ELRIG Research & Innovation 2018 – Day 2
Disease is a journey to work!
Following a fabulously informative and inspiring day 1 which was focussed on oncology research, ELRIG’s Research and Innovation conference day 2 looked at neurosciences with speakers from GSK, Storm Therapeutics, Astex Pharmaceuticals, Sygnature Discovery and the universities of Cambridge and Oxford amonst some who shared their research and described new approaches.
Let me start at the early stages of the familiar research path: identifying the correct cell line to work with. Caleb Webber from the Henry Wellcome Centre for gene function at Oxford University described disease as a journey to work and used the analogy to ask if we are looking at the correct targets for new treatments.
Imagine the life cycle of a cell as your daily commute to work where the cell is your car and the journey represents cell development.
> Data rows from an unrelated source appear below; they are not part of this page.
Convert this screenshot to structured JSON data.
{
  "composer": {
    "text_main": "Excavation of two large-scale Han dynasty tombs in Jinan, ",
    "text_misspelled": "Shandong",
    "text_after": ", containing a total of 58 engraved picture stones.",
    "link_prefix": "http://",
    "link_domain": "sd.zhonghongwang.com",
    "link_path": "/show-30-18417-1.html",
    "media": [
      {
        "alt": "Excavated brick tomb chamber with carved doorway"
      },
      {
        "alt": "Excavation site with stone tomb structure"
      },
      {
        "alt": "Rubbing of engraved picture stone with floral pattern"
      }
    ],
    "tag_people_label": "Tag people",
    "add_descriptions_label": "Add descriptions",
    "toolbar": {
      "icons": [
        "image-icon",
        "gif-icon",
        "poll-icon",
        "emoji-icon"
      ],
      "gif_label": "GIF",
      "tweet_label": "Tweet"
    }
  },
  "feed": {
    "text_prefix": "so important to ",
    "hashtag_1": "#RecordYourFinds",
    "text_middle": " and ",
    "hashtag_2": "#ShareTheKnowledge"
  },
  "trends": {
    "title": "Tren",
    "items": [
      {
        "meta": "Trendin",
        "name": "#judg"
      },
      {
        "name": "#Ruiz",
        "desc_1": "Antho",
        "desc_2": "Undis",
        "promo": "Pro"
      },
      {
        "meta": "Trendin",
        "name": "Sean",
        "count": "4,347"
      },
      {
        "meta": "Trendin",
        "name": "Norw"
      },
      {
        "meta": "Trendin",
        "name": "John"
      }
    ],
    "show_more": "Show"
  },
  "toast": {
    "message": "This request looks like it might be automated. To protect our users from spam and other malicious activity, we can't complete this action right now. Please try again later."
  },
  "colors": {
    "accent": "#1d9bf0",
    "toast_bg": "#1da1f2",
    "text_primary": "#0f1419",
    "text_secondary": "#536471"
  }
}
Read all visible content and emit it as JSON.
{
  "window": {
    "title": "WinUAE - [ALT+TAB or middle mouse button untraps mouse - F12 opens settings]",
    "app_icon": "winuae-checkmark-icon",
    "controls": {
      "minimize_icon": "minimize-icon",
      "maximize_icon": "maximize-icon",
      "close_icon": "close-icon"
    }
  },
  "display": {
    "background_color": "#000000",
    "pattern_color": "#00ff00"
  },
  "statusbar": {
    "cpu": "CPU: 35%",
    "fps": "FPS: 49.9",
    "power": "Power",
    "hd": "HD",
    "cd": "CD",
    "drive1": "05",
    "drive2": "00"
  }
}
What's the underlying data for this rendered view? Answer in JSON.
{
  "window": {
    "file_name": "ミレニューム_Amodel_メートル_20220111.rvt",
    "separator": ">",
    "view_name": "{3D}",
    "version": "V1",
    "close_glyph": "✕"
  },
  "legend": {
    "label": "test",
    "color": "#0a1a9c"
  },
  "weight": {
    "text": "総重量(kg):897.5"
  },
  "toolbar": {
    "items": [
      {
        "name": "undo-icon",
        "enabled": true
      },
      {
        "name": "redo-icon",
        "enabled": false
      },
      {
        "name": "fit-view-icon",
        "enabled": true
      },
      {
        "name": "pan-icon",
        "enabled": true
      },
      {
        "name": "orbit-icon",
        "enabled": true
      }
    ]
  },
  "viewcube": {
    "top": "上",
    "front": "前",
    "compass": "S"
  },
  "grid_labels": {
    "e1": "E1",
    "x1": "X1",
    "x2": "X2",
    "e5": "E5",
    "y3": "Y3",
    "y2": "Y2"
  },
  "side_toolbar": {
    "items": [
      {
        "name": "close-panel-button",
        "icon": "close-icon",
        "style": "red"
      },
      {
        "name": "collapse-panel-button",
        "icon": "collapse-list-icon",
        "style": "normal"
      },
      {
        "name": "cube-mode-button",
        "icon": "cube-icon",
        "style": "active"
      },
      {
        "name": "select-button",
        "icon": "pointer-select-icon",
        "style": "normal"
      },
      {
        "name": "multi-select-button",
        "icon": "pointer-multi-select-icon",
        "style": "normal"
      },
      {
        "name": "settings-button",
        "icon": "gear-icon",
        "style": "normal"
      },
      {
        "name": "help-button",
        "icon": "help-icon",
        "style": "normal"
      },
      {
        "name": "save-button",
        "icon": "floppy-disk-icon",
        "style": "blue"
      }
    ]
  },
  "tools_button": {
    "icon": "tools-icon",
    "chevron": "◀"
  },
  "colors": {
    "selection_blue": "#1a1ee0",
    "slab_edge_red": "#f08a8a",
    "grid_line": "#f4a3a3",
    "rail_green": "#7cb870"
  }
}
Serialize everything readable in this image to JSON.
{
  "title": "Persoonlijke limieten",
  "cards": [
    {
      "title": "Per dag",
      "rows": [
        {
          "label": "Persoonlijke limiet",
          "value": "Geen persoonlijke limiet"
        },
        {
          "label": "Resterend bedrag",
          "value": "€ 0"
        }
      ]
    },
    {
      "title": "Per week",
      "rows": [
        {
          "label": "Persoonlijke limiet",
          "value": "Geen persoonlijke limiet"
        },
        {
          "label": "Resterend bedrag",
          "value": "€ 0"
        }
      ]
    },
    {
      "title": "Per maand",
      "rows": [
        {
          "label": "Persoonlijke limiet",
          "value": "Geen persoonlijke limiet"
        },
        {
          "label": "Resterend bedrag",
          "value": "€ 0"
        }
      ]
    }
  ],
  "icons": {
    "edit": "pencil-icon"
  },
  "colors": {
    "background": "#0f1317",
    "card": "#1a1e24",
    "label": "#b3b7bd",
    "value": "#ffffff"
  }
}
Correct cell development would see you leave home on time and arrive at work on time without incident. Correct cell function would see you accelerate, change gear, negotiate roundabouts, and park to allow you to get to work safely. But, on any given day you leave home as normal, get halfway there and have a crash. This crash represents the disease state. Something has happened to disrupt your journey and you don’t arrive at work, the cell (your car) is broken. Research serves to investigate how this accident happened and find ways of preventing the accident and thus preventing disease. A common approach is to study the crash scene (broken cell) and work backwards to find the cause. Calebs suggestion was to start at the beginning of the journey and map all the events up to the accident to get a clearer picture of what went wrong and identify actions in the build-up which attributed to the crash. By identifying what can go wrong before the crash we can develop treatments which focus on early disease progression rather than fixing the broken scene after it has happened. For example, you hit a pot-hole at the beginning of your journey (not uncommon on todays roads!). You feel a slight bump but nothing to concern you, you are used to hitting pot-holes on that road so think nothing of it. That small bump causes a slow puncture but you continue your journey not knowing this. Some miles later your tyre is flat, you brake but the puncture causes the car to veer off the road – CRASH! In biological terms, you cell is broken, disease ensues and all because of that pot-hole some miles earlier. You could replace the tyre and carry on, this would be akin to taking a drug which replaces the broken function of the cell, but how may times in your life will you need to do this, the treatment is ongoing and eventually you wont be able to replace the tyre again (drug resistance/tolerability). Or, you could fill the pot-hole. Fill it once, fix the problem long term.
Back to biology. To identify the pothole you need to see the whole journey’s events. Biologically speaking you need to see all the stages of the cells life and what is happening at each stage (which genes are active). Single cell sequencing can give you the gene expression status of all cells in a sample (a maintenance report on every car at every stage of the journey). If you order the cells from those at the start of development to those at the end of their life and compare the gene expression profiles you can see the genes of interest at every stage of their journey. Look at which specific genes are active around the time the car hits the pothole and you have a gene/event as a therapeutic target. Sounds simple now! A great analogy Caleb, thanks for sharing.
Special thanks to the team at ELRIG for a great event over the past 2 days and the sponsoring companies who’s contribution allows delegates to attend for free. We look forward to meeting you again at future events